*** Opening Data records ***
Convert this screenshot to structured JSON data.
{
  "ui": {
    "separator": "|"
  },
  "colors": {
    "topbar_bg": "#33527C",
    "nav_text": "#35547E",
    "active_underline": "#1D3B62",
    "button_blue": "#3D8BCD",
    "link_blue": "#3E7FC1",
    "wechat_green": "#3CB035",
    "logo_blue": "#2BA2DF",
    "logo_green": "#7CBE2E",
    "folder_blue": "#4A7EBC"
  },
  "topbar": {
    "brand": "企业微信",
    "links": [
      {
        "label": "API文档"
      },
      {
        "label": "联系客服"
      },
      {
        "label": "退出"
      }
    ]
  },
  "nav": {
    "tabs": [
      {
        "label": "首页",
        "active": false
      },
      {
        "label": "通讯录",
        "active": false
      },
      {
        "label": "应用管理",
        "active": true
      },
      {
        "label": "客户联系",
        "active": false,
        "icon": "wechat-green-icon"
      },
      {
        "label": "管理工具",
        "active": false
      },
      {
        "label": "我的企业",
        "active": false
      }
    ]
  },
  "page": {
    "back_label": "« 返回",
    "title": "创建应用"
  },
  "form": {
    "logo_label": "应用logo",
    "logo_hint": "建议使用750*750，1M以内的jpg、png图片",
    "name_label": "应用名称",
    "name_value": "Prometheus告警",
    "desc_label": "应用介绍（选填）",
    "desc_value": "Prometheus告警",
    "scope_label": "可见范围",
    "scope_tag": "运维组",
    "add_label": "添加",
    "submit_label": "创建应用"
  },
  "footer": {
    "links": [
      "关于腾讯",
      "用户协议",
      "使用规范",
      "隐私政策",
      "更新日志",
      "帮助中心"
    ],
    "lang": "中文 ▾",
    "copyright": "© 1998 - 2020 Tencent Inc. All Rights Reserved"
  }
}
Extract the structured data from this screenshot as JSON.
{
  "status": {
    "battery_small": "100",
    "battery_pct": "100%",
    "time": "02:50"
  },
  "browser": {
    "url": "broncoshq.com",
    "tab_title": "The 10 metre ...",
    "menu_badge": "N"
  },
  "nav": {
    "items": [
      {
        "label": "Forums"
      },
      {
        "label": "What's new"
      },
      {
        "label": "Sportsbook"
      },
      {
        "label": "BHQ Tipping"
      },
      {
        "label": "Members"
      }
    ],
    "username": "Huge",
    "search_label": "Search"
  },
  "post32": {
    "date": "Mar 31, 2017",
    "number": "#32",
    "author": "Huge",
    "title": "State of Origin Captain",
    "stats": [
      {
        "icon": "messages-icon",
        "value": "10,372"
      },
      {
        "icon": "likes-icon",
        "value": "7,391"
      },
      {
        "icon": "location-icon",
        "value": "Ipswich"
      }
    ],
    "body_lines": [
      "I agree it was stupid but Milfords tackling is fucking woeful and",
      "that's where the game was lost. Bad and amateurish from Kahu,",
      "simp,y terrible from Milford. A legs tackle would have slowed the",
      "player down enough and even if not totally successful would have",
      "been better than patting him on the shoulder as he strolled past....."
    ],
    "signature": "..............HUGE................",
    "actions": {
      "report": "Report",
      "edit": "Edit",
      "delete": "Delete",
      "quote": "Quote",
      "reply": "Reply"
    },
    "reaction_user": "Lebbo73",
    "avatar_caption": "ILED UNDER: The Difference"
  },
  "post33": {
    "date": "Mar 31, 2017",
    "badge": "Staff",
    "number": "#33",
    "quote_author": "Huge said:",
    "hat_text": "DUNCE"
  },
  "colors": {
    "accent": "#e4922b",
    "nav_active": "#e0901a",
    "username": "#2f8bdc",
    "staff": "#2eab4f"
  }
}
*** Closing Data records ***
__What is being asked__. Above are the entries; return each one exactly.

__Task output__.
Convert this screenshot to structured JSON data.
{
  "ui": {
    "separator": "|"
  },
  "colors": {
    "topbar_bg": "#33527C",
    "nav_text": "#35547E",
    "active_underline": "#1D3B62",
    "button_blue": "#3D8BCD",
    "link_blue": "#3E7FC1",
    "wechat_green": "#3CB035",
    "logo_blue": "#2BA2DF",
    "logo_green": "#7CBE2E",
    "folder_blue": "#4A7EBC"
  },
  "topbar": {
    "brand": "企业微信",
    "links": [
      {
        "label": "API文档"
      },
      {
        "label": "联系客服"
      },
      {
        "label": "退出"
      }
    ]
  },
  "nav": {
    "tabs": [
      {
        "label": "首页",
        "active": false
      },
      {
        "label": "通讯录",
        "active": false
      },
      {
        "label": "应用管理",
        "active": true
      },
      {
        "label": "客户联系",
        "active": false,
        "icon": "wechat-green-icon"
      },
      {
        "label": "管理工具",
        "active": false
      },
      {
        "label": "我的企业",
        "active": false
      }
    ]
  },
  "page": {
    "back_label": "« 返回",
    "title": "创建应用"
  },
  "form": {
    "logo_label": "应用logo",
    "logo_hint": "建议使用750*750，1M以内的jpg、png图片",
    "name_label": "应用名称",
    "name_value": "Prometheus告警",
    "desc_label": "应用介绍（选填）",
    "desc_value": "Prometheus告警",
    "scope_label": "可见范围",
    "scope_tag": "运维组",
    "add_label": "添加",
    "submit_label": "创建应用"
  },
  "footer": {
    "links": [
      "关于腾讯",
      "用户协议",
      "使用规范",
      "隐私政策",
      "更新日志",
      "帮助中心"
    ],
    "lang": "中文 ▾",
    "copyright": "© 1998 - 2020 Tencent Inc. All Rights Reserved"
  }
}
Extract the structured data from this screenshot as JSON.
{
  "status": {
    "battery_small": "100",
    "battery_pct": "100%",
    "time": "02:50"
  },
  "browser": {
    "url": "broncoshq.com",
    "tab_title": "The 10 metre ...",
    "menu_badge": "N"
  },
  "nav": {
    "items": [
      {
        "label": "Forums"
      },
      {
        "label": "What's new"
      },
      {
        "label": "Sportsbook"
      },
      {
        "label": "BHQ Tipping"
      },
      {
        "label": "Members"
      }
    ],
    "username": "Huge",
    "search_label": "Search"
  },
  "post32": {
    "date": "Mar 31, 2017",
    "number": "#32",
    "author": "Huge",
    "title": "State of Origin Captain",
    "stats": [
      {
        "icon": "messages-icon",
        "value": "10,372"
      },
      {
        "icon": "likes-icon",
        "value": "7,391"
      },
      {
        "icon": "location-icon",
        "value": "Ipswich"
      }
    ],
    "body_lines": [
      "I agree it was stupid but Milfords tackling is fucking woeful and",
      "that's where the game was lost. Bad and amateurish from Kahu,",
      "simp,y terrible from Milford. A legs tackle would have slowed the",
      "player down enough and even if not totally successful would have",
      "been better than patting him on the shoulder as he strolled past....."
    ],
    "signature": "..............HUGE................",
    "actions": {
      "report": "Report",
      "edit": "Edit",
      "delete": "Delete",
      "quote": "Quote",
      "reply": "Reply"
    },
    "reaction_user": "Lebbo73",
    "avatar_caption": "ILED UNDER: The Difference"
  },
  "post33": {
    "date": "Mar 31, 2017",
    "badge": "Staff",
    "number": "#33",
    "quote_author": "Huge said:",
    "hat_text": "DUNCE"
  },
  "colors": {
    "accent": "#e4922b",
    "nav_active": "#e0901a",
    "username": "#2f8bdc",
    "staff": "#2eab4f"
  }
}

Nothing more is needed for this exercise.